Problem to work on:
Only one number is wanted: the count of lines in the records below that hold the word "Machine".
------ Input for this task
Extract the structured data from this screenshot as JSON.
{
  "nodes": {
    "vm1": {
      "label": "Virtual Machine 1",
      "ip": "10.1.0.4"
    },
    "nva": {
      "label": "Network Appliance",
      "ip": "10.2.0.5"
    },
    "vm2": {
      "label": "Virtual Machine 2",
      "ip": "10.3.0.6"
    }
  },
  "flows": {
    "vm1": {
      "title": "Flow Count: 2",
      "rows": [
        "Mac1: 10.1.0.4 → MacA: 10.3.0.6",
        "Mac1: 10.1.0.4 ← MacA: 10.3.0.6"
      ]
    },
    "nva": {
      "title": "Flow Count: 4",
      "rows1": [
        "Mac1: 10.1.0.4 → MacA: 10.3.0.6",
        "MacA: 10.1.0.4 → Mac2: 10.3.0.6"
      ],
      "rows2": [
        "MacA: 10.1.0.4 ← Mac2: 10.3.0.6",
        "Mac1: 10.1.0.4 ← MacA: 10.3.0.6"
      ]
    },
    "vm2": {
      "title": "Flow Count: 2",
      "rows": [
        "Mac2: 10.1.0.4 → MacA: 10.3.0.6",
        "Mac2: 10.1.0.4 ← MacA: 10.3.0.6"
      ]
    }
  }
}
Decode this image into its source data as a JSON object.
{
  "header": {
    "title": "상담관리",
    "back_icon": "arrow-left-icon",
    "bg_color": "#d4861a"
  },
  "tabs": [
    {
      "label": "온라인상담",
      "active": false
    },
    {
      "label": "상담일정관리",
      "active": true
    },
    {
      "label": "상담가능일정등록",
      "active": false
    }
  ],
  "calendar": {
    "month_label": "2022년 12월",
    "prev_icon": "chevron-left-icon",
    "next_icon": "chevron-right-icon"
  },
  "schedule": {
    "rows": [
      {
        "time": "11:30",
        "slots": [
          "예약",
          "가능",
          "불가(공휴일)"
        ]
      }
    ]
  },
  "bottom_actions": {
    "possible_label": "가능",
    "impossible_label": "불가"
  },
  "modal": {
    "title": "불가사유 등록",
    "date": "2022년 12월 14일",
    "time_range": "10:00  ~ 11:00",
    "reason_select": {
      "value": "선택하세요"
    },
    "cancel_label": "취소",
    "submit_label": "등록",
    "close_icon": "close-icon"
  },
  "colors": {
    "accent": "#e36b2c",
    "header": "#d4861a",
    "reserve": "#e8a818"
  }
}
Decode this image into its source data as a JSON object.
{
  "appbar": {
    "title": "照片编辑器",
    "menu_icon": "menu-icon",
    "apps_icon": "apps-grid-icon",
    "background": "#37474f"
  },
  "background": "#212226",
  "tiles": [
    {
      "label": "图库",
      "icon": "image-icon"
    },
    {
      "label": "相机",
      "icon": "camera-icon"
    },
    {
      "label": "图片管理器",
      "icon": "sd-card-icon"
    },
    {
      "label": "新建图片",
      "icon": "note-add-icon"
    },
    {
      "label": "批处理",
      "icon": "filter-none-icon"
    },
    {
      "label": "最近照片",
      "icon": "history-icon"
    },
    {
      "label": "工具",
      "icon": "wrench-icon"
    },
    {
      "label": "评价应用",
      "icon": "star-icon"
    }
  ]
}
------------
Result of this exercise:
2